TASK: Where does the string "Person" appear in the records? Copy each line that holds it.

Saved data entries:

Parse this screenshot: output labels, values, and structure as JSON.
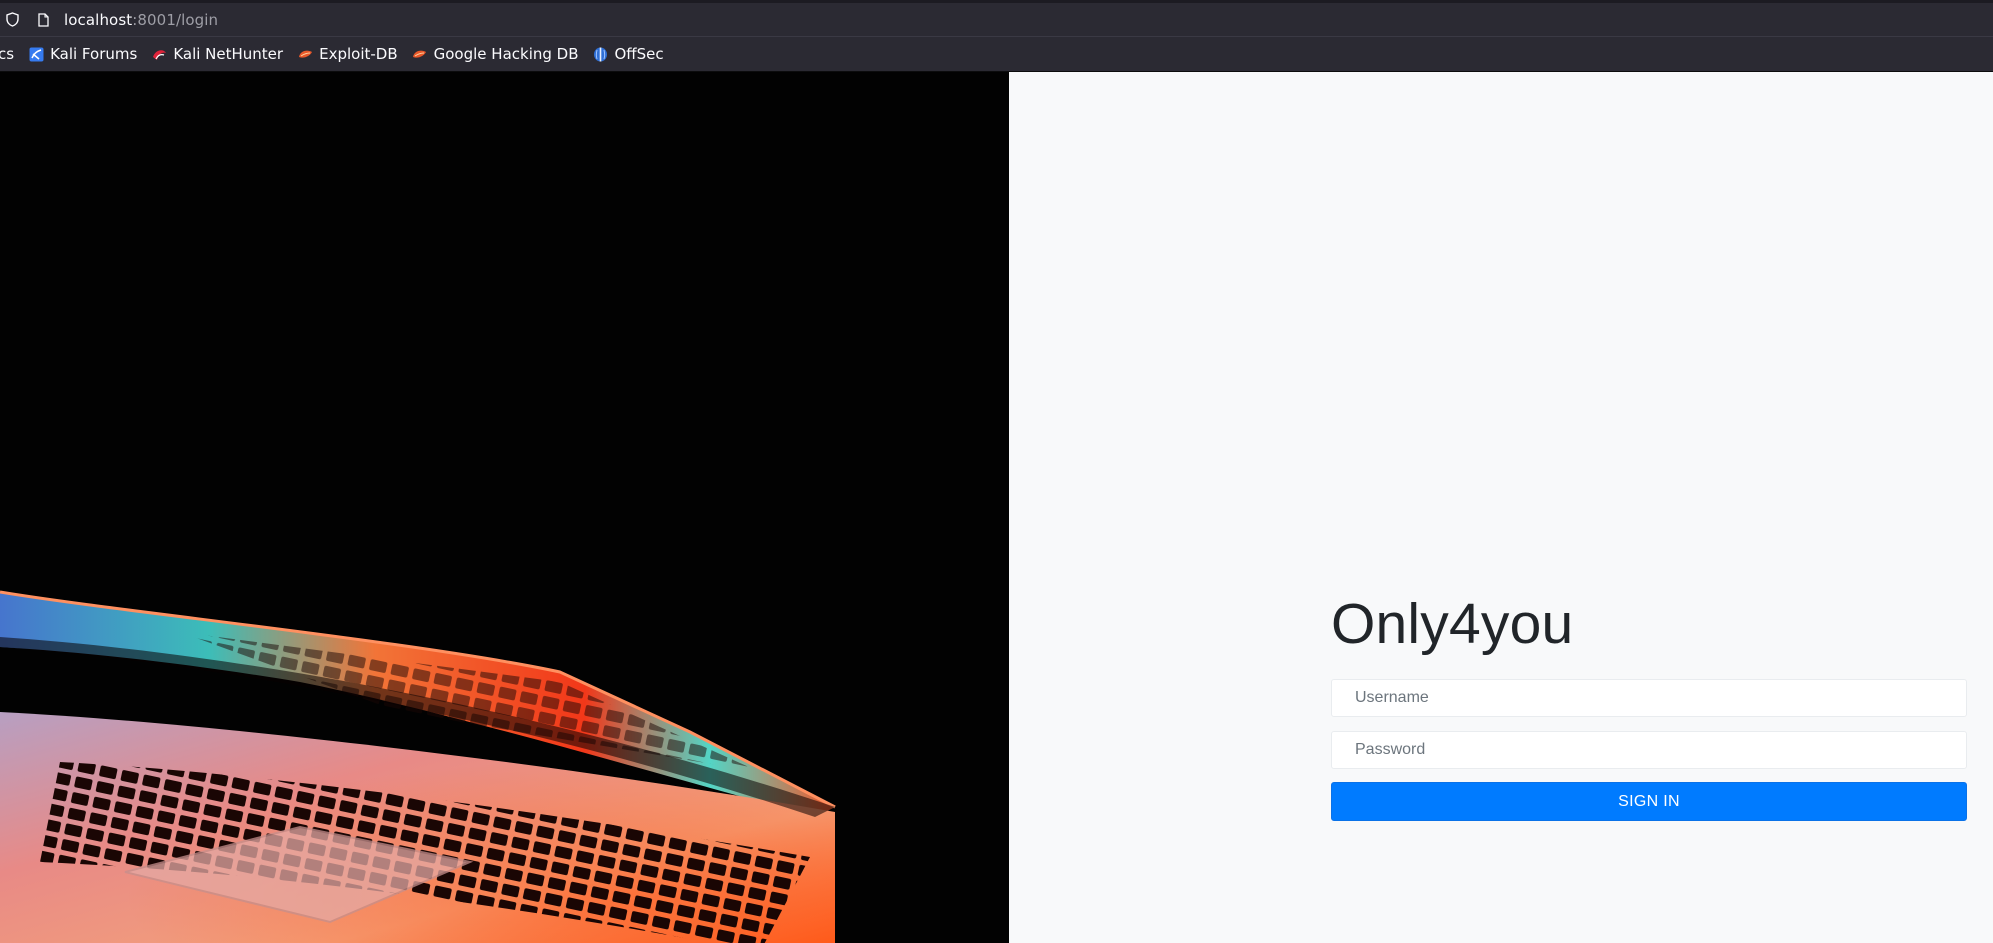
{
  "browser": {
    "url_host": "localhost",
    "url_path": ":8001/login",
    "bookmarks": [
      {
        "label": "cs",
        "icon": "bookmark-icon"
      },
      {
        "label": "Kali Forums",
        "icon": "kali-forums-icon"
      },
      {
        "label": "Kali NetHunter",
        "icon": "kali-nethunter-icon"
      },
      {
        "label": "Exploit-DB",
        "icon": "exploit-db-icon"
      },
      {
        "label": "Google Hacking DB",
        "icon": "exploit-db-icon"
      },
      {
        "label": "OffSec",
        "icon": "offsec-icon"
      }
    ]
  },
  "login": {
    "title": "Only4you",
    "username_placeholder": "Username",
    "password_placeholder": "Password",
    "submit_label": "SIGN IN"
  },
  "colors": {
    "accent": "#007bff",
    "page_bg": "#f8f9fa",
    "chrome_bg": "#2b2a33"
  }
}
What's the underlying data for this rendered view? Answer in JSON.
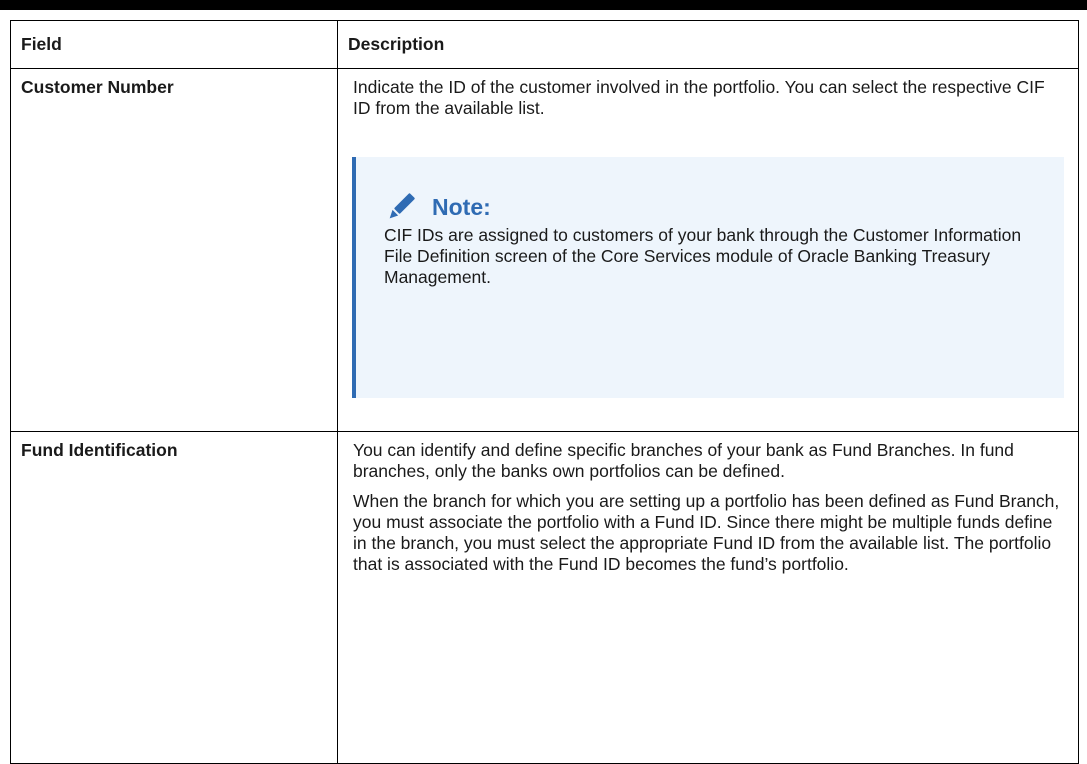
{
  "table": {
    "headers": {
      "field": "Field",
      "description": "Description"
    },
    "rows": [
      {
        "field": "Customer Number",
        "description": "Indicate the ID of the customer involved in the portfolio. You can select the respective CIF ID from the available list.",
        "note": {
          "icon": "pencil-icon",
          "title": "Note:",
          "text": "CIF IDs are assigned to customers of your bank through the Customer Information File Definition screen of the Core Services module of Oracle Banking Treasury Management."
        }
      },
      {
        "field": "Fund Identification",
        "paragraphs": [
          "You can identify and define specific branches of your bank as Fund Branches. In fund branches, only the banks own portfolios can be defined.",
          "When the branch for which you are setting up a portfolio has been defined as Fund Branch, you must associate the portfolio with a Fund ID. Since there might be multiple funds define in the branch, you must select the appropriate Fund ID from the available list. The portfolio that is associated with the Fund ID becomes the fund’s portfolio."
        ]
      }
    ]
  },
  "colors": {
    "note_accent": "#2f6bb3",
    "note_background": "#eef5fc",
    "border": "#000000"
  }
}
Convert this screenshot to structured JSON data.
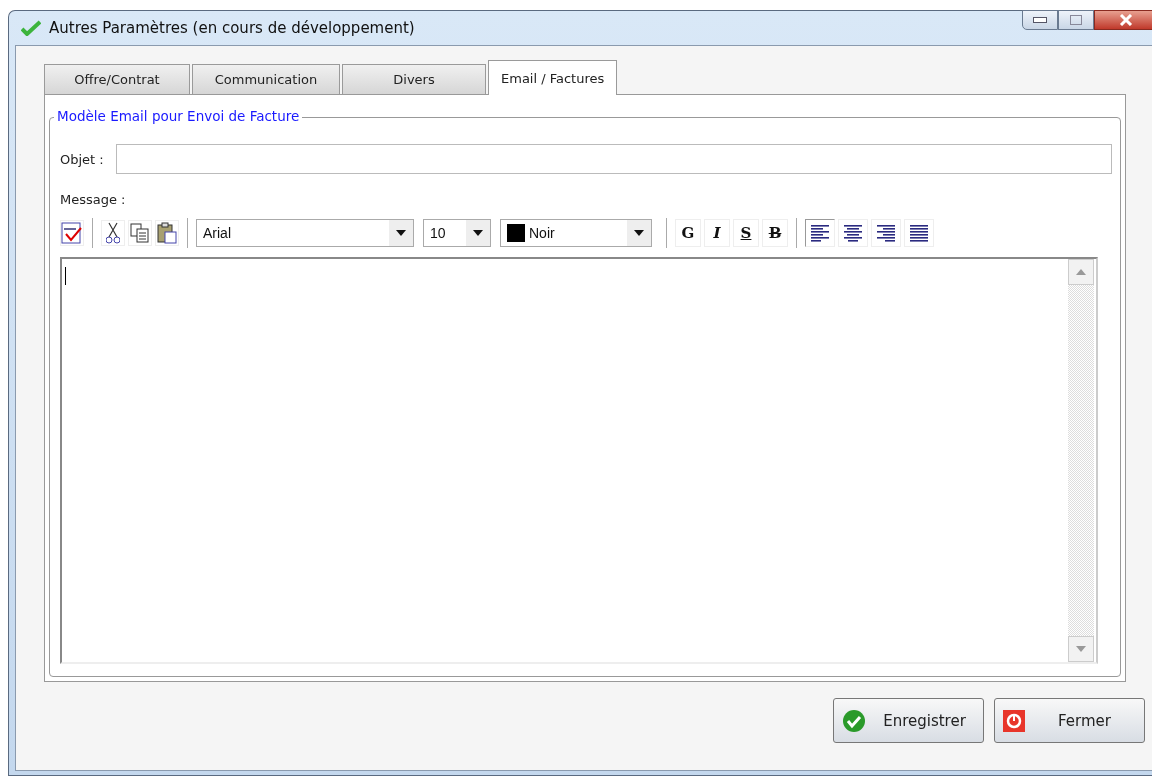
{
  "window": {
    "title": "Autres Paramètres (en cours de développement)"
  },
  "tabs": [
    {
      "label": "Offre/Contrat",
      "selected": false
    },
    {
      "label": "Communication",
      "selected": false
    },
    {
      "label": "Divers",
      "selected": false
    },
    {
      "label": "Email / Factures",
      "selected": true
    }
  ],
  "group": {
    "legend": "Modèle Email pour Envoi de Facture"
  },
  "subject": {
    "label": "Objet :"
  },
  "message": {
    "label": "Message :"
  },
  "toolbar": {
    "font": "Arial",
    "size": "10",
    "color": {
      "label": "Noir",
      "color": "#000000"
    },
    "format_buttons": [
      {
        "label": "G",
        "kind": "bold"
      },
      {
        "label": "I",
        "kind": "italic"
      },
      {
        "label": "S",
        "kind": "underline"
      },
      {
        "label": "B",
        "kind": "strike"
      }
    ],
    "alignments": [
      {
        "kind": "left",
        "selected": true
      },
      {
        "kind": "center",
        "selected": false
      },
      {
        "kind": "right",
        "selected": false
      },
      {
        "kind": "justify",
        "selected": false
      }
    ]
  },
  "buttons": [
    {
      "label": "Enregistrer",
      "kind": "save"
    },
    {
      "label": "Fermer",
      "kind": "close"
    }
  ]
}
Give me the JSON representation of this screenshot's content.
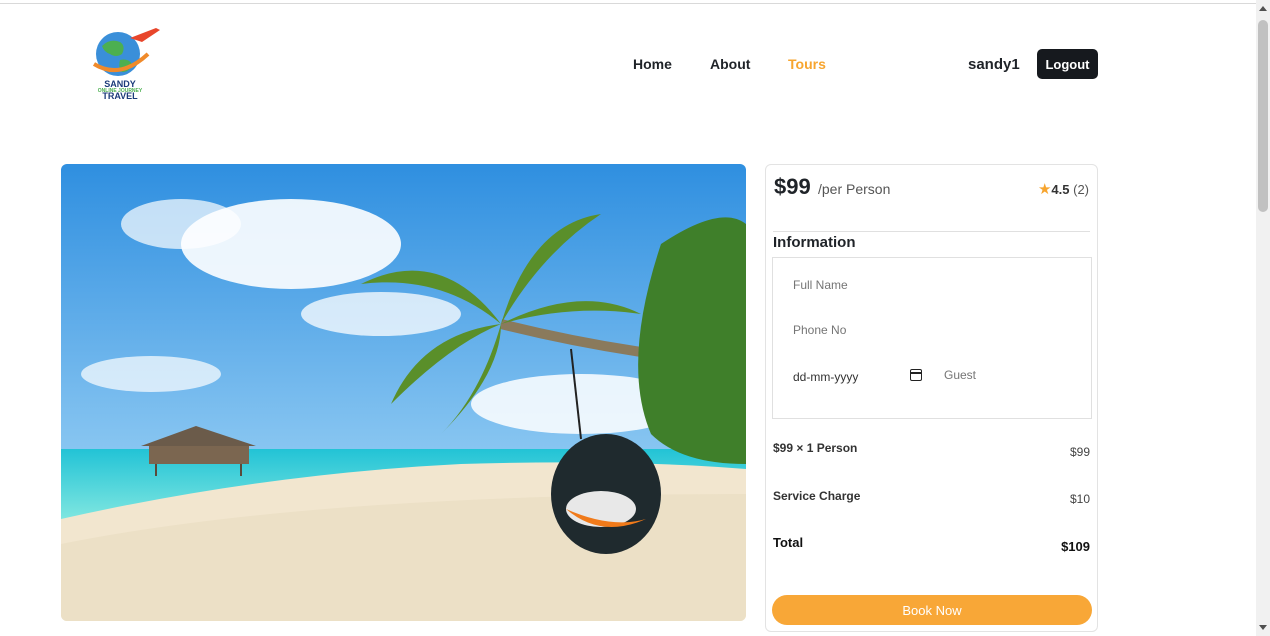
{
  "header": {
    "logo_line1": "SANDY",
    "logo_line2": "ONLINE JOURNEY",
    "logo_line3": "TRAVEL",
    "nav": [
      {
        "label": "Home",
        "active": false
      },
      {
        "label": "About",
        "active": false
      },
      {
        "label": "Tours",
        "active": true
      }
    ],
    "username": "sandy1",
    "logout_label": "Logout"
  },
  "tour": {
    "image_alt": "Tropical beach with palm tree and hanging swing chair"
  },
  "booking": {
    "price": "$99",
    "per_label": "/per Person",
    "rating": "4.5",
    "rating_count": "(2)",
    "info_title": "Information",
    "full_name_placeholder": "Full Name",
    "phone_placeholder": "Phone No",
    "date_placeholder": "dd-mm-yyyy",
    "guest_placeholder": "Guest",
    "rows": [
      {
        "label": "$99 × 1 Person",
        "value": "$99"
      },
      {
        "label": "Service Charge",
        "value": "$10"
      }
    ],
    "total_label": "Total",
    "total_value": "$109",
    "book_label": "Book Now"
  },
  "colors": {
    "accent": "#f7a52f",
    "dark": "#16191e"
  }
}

ANSWER TO THE PROBLEM:
    "per_label": "/per Person",
        "label": "$99 × 1 Person",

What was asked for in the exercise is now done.